NASA SBIR 2004 Solicitation


SUBTOPIC TITLE:Energy Conversion for Space Applications
PROPOSAL TITLE:Milliwatt Radioisotope Stirling Convertor

SMALL BUSINESS CONCERN (Firm Name, Mail Address, City/State/Zip, Phone)
Sest, Inc.
18000 Jefferson Park, Suite 104
Middleburg Heights ,OH 44130 - 3440
(440) 234 - 9173

PRINCIPAL INVESTIGATOR/PROJECT MANAGER (Name, E-mail, Mail Address, City/State/Zip, Phone)
L. Barry   Penswick
18000 Jefferson Park, Suit 104
Middleburg Heights, OH  44130 -3440
(440) 234 - 9173

TECHNICAL ABSTRACT (Limit 2000 characters, approximately 200 words)
Studies of potential space missions have highlighted the need for very small electric power supplies for a variety of applications. The light weight radioisotope heat unit (RHU) offers a long-life, reliable energy source for such systems which is independent of the surrounding environmental conditions, but a device is needed to convert radioisotope heat into electrical power. In Phase 1, Sest, Inc. investigated and fully defined a complete energy conversion system utilizing a very small Stirling-based convertor powered by a single RHU. It has conversion efficiencies greater than twice that of proposed thermoelectric convertors. Sest, Inc. proposes to complete the detailed design, fabricate, extensively test, and deliver to NASA a functional prototype of a Milliwatt Radioisotope Stirling Convertor (MRSC) system which will clearly demonstrate the performance characteristics of a low power Stirling-based conversion system. The reference MRSC system is designed to produce a net 100 mW or more of useful electrical power from a single RHU over an operating life of 10 years. The overall size of the prototype MRSC package is approximately 80 mm in diameter by 115 mm in length and has an estimated total mass of 250 g, for a specific power of 0.4 We/kg.

POTENTIAL NASA COMMERCIAL APPLICATIONS (Limit 1500 characters, approximately 150 words)
The proposed low power generating system, operating at power outputs in the range of 50 to 500 mW, has a number of potential NASA and US government agency applications. Various NASA missions have investigated the potential of RHU powered devices. Such RPS power supplies have the potential to extend the capability of small science payloads and instruments, and to enable applications such as:
? Long-lived meteorological/seismological stations broadly distributed across planetary surfaces
? Small landers at extreme latitudes or in regions of low solar flux
? Surface and atmosphere-based mobility systems
? Subsurface probes, including impactors and autonomous boring devices
? Deep space micro-spacecraft and sub-satellites
Such units could also find application in future human exploration missions involving use of monitoring stations and autonomous devices, similar to the ALSEP [Apollo Lunar Surface Experiments Package] units deployed on the Moon during the Apollo program.

POTENTIAL NON-NASA COMMERCIAL APPLICATIONS (Limit 1500 characters, approximately 150 words)
A number of applications exist in terrestrial environmental monitoring situations that require the use of multiple widely dispersed, small sensor packages somewhat akin to the NASA requirements for space exploration.
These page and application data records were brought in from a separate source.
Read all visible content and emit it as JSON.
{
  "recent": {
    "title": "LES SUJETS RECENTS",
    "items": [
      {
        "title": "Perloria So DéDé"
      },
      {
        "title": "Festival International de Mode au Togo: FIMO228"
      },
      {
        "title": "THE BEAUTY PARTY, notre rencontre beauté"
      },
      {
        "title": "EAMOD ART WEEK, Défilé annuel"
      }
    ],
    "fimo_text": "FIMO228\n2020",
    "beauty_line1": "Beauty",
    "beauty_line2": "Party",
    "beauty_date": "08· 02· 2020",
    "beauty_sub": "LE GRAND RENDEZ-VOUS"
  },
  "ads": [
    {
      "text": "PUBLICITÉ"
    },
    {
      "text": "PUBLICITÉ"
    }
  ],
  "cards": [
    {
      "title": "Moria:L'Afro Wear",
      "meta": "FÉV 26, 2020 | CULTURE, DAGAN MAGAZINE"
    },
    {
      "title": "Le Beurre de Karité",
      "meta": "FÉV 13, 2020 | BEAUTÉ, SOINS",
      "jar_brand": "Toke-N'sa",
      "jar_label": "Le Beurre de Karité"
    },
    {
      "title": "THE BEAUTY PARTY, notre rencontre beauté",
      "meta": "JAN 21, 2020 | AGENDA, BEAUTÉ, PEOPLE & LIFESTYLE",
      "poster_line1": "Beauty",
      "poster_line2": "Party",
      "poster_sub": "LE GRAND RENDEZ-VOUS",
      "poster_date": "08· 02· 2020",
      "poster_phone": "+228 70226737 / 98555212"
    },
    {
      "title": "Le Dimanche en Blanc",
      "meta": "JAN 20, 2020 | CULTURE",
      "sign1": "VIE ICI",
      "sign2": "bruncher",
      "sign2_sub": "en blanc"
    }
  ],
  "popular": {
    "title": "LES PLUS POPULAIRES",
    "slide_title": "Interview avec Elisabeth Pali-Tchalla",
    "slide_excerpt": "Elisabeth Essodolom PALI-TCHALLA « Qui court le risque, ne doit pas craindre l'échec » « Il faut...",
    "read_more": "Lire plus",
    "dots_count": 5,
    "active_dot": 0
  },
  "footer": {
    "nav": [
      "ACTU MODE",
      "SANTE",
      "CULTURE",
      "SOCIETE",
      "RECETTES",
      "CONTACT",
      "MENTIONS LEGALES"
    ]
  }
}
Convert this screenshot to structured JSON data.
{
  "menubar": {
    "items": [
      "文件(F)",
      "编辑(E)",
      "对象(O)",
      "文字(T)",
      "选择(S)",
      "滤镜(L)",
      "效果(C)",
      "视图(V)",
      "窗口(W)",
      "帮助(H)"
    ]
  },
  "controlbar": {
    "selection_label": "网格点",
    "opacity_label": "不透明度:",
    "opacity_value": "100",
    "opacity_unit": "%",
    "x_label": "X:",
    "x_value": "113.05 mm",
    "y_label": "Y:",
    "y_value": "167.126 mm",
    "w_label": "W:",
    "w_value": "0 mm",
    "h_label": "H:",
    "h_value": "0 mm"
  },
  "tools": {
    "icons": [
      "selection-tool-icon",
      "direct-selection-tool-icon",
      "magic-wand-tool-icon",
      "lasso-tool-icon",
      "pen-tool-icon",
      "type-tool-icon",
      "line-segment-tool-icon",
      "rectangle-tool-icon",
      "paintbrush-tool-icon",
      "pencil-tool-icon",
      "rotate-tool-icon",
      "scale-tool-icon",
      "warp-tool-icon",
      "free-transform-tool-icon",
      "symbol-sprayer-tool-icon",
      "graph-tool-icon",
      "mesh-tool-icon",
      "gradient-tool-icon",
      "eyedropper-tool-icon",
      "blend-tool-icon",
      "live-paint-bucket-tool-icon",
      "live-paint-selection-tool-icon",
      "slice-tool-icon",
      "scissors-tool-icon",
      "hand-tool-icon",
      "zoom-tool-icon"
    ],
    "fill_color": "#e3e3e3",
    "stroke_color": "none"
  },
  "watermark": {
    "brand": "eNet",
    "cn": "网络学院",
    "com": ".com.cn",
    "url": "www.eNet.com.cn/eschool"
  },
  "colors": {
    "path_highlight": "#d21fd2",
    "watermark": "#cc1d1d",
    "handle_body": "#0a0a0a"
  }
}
In the case of the terrestrial applications the sensor packages in many cases are located remotely from local power supplies and must depend on replaceable batteries, solar arrays (if applicable) or natural gas (Propane) heated thermo electric generators. The proposed MRSC system would be directly applicable to many of these applications and have a number of significant advantages.

The advent of MEMS level combustion devices may also provide a long life, combustion driven heat source that could supply the necessary thermal energy for the low power MRSC system described in the proposed work. These combustors could be based on "conventional" combustion techniques yielding source temperatures well above those provided by the RHU configuration or utilize less conventional techniques such as low temperature catalytic reactions providing source temperatures in line with those of the RHU system. Application for such devices could include environmental monitoring, metering of remote / dangerous facilities (for example gas / oil wells) where non-conventional combustion techniques may be required, and a wide range of self-powered industrial and consumer products.

Form Printed on 08-01-05 13:52